The executive director of the often troubled Sandy Springs Arts Foundation has made a quiet exit, taking a new job leading a Buckhead-based educational nonprofit.

Emily Hutmacher started work this month as executive director of Playworks Georgia, the local affiliate of a national organization that provides schools with structured play and programs for recess, according to spokesperson Doniell Glass. Playworks Georgia operates at 1708 Peachtree St. in southern Buckhead.

Emily Hutmacher. (Special)

“I’m excited to help improve school climate for all kids and school staff throughout Georgia,” said Hutmacher in a Playworks press release. “…[T]he beginning of the school year is when our coaches hear about needs that schools would like to address.”

Hutmacher took the reins at the Foundation in Sandy Springs about 18 months ago, and it is unclear when she left. The Foundation made no public announcement of her departure or any successor. Her name remains on the Foundation’s website and voicemail. Hutmacher, Foundation board chair Ken Byers and other board members did not immediately respond to comment requests.

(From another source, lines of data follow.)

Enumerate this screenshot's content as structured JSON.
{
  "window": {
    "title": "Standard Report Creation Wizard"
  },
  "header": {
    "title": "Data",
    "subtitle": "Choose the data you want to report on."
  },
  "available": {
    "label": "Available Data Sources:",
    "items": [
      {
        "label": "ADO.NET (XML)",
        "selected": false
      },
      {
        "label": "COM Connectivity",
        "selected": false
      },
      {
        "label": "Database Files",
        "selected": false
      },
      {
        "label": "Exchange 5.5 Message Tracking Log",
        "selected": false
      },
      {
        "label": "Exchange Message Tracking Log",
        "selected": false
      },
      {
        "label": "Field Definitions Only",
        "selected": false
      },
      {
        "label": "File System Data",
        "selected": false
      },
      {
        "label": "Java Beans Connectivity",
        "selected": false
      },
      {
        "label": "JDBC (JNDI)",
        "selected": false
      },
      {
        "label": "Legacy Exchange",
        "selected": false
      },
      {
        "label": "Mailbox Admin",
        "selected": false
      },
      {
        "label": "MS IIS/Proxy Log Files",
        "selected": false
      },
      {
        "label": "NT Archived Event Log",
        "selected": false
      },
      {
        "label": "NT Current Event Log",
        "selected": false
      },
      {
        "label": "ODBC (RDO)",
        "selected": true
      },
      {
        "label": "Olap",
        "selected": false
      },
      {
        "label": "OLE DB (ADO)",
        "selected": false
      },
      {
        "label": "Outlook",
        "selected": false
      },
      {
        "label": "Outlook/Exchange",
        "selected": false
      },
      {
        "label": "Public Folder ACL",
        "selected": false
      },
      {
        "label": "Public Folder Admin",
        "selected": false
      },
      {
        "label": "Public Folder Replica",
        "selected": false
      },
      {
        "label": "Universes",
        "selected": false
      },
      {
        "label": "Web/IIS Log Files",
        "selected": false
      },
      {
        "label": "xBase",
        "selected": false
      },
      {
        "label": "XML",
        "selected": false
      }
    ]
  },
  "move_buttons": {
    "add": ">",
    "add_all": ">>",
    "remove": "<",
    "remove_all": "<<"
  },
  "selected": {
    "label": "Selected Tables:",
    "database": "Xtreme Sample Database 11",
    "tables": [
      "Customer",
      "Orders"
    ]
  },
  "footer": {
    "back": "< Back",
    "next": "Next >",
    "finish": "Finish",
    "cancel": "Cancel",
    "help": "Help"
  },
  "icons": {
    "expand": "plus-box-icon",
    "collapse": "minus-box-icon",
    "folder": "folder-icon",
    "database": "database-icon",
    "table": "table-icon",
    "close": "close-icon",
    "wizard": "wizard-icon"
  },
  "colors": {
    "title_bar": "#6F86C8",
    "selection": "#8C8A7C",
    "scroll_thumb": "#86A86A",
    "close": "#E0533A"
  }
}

The nonprofit Foundation, originally established by city government, began working in 2017 with a mission of subsidizing arts programs, especially at Sandy Springs’ City Springs civic center and its Performing Arts Center. That included grants for programming subsidies and arts education, running a campaign where donors would get their names on brick pavers, and vetting naming opportunities for the PAC and other City Springs facilities.

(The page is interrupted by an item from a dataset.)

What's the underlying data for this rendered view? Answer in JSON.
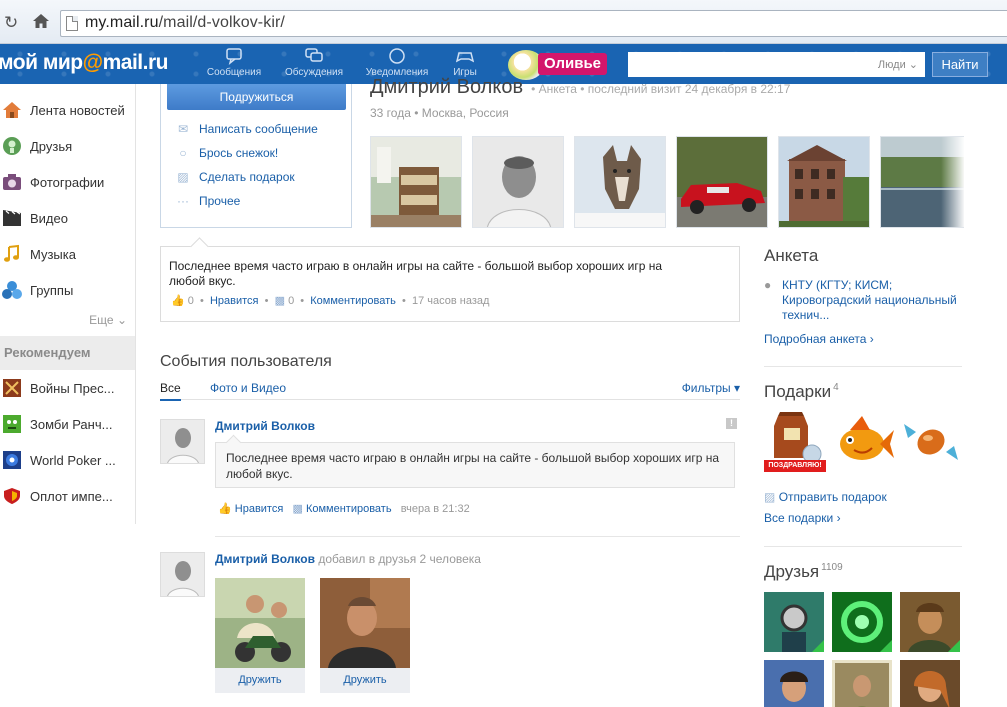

When the Foundation board finally hired Hutmacher to fill the executive director position in early 2018 after organizing struggles, there was only six months left before the PAC’s grand opening. She quickly cautioned the board about public and internal confusion regarding the Foundation’s mission and cut back on some fundraising gala plans she called overly ambitious. At the time, the organization was far behind on a $7.5 million fundraising goal, and Hutmacher began work on a quick version of a strategic plan.

In late 2018, the Foundation board severed its ties with the city and reorganized as a private nonprofit for several reasons, including the reduction of possible legal conflicts and to shield itself from laws requiring open meetings and open records. The Foundation has been providing $500,000 in funding to the PAC this year, but the brick program has yet to materialize and the building remains unnamed by a donor.

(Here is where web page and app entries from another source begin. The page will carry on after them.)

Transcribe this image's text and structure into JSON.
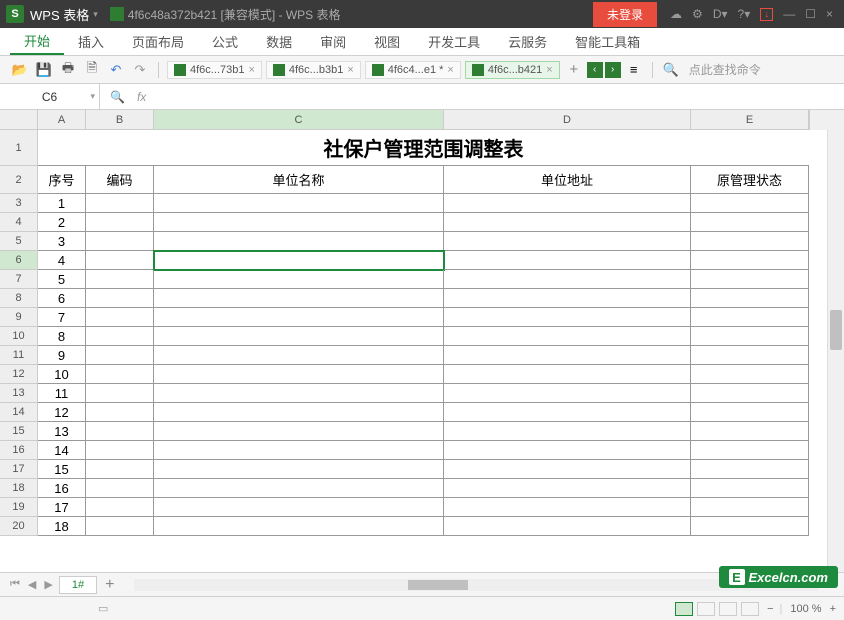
{
  "app": {
    "name": "WPS 表格",
    "title": "4f6c48a372b421 [兼容模式] - WPS 表格",
    "login": "未登录"
  },
  "menu": {
    "items": [
      "开始",
      "插入",
      "页面布局",
      "公式",
      "数据",
      "审阅",
      "视图",
      "开发工具",
      "云服务",
      "智能工具箱"
    ],
    "active_index": 0
  },
  "toolbar": {
    "file_tabs": [
      {
        "label": "4f6c...73b1",
        "active": false
      },
      {
        "label": "4f6c...b3b1",
        "active": false
      },
      {
        "label": "4f6c4...e1 *",
        "active": false
      },
      {
        "label": "4f6c...b421",
        "active": true
      }
    ],
    "search_placeholder": "点此查找命令"
  },
  "formula_bar": {
    "cell_ref": "C6",
    "fx_label": "fx",
    "formula": ""
  },
  "columns": [
    "A",
    "B",
    "C",
    "D",
    "E"
  ],
  "selected_column": "C",
  "selected_row": 6,
  "sheet": {
    "title": "社保户管理范围调整表",
    "headers": {
      "A": "序号",
      "B": "编码",
      "C": "单位名称",
      "D": "单位地址",
      "E": "原管理状态"
    },
    "rows": [
      {
        "num": 1
      },
      {
        "num": 2
      },
      {
        "num": 3
      },
      {
        "num": 4
      },
      {
        "num": 5
      },
      {
        "num": 6
      },
      {
        "num": 7
      },
      {
        "num": 8
      },
      {
        "num": 9
      },
      {
        "num": 10
      },
      {
        "num": 11
      },
      {
        "num": 12
      },
      {
        "num": 13
      },
      {
        "num": 14
      },
      {
        "num": 15
      },
      {
        "num": 16
      },
      {
        "num": 17
      },
      {
        "num": 18
      }
    ]
  },
  "sheet_tabs": {
    "active": "1#"
  },
  "status": {
    "zoom": "100 %",
    "watermark": "Excelcn.com"
  },
  "icons": {
    "open": "📂",
    "save": "💾",
    "print": "🖶",
    "preview": "🗎",
    "undo": "↶",
    "redo": "↷",
    "plus": "+",
    "left": "‹",
    "right": "›",
    "list": "≡",
    "search": "🔍",
    "minus": "−",
    "dropdown": "▾",
    "close": "×",
    "min": "—",
    "max": "☐",
    "cloud": "☁",
    "gear": "⚙",
    "help": "?",
    "down": "↓"
  }
}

It is unclear whether city officials were aware of the Foundation’s leadership change or have any concerns about its support of the PAC. “Since the foundation is not affiliated with the city, we must defer to its leadership to make any comments,” said city spokesperson Sharon Kraun.

–Hannah Greco contributed